**YOUR TASK:**
Return all lines of the data in which the string "Productos" occurs.

**EXTRACTED INFORMATION:**
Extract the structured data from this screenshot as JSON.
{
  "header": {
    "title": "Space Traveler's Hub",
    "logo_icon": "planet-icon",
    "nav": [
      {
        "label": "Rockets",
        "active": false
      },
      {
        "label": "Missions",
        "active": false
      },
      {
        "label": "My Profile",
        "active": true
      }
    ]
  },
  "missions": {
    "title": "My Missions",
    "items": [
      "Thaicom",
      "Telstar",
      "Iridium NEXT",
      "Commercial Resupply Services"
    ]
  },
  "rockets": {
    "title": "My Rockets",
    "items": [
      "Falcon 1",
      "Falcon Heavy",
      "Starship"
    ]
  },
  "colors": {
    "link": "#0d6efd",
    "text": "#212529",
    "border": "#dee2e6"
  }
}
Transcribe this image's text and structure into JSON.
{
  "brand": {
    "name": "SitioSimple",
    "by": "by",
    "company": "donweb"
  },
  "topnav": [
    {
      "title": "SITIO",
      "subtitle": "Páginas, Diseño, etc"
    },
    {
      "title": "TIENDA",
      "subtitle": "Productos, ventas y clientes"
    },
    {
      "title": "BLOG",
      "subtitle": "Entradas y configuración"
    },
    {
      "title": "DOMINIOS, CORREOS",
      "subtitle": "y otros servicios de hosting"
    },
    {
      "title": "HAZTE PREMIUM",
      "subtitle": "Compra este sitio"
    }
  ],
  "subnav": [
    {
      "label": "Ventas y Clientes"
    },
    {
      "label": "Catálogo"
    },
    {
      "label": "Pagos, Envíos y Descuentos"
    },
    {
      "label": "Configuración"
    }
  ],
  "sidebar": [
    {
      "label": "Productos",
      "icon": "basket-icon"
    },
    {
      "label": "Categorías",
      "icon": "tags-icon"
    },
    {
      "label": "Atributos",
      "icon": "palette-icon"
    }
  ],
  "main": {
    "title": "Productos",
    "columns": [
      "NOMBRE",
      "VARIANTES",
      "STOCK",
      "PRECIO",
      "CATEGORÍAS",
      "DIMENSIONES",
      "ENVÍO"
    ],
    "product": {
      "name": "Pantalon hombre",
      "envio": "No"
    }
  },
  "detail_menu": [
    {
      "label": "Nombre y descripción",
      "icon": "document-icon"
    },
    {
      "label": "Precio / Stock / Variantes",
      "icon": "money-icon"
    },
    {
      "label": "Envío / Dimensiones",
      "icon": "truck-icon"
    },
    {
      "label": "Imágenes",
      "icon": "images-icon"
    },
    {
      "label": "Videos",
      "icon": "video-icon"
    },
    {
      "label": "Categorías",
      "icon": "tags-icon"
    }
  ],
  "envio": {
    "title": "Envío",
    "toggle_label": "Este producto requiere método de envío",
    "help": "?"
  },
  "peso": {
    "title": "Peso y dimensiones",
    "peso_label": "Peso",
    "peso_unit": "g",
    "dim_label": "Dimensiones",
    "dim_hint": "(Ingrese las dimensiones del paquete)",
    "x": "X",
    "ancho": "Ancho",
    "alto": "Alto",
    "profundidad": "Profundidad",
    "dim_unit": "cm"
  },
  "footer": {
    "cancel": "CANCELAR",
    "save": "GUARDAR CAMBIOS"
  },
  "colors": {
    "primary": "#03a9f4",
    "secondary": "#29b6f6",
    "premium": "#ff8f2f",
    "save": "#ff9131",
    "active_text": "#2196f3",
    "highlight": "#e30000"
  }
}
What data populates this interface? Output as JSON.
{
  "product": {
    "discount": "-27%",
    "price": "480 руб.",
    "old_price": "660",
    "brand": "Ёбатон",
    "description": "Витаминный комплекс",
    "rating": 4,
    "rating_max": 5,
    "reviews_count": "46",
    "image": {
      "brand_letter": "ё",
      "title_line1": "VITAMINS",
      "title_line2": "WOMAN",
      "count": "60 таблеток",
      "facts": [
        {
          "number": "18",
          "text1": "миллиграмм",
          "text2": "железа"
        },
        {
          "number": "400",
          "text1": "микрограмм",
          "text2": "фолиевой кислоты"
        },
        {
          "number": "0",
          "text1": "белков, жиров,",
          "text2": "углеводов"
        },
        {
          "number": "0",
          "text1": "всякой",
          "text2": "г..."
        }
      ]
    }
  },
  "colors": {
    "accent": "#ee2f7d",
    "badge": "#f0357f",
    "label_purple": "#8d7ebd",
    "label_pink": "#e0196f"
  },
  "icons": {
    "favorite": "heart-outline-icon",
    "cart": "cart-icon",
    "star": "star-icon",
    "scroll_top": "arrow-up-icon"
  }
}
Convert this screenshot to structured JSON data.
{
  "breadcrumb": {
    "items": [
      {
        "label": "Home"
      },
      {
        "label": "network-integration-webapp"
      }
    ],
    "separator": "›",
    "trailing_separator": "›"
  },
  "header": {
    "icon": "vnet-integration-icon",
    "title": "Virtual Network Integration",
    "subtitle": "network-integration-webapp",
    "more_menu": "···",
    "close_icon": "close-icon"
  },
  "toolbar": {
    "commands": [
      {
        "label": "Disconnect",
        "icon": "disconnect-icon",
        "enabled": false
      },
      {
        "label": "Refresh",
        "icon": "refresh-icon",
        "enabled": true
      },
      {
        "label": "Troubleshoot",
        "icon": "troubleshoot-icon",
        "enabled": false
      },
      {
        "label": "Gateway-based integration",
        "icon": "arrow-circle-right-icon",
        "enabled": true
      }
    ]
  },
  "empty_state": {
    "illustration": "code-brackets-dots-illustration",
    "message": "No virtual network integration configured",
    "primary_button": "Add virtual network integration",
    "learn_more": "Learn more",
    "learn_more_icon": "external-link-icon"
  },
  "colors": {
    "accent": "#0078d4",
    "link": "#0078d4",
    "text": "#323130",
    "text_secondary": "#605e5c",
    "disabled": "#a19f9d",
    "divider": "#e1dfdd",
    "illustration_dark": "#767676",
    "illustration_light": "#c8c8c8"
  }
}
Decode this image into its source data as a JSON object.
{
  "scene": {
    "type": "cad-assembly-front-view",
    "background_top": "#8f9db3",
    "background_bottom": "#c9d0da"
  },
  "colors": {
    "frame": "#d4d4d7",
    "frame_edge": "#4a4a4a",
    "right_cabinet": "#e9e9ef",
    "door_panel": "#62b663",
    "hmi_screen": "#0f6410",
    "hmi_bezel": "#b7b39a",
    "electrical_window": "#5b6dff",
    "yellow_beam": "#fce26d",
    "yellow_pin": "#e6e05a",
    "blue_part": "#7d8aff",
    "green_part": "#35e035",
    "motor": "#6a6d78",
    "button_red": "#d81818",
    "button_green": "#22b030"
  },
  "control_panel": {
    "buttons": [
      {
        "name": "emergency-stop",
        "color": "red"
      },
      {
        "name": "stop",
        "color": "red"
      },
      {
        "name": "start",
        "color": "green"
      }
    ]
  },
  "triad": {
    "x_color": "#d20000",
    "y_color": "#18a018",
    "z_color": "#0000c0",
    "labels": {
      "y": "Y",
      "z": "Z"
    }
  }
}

**OUTPUT BELOW:**
      "subtitle": "Productos, ventas y clientes"
      "label": "Productos",
    "title": "Productos",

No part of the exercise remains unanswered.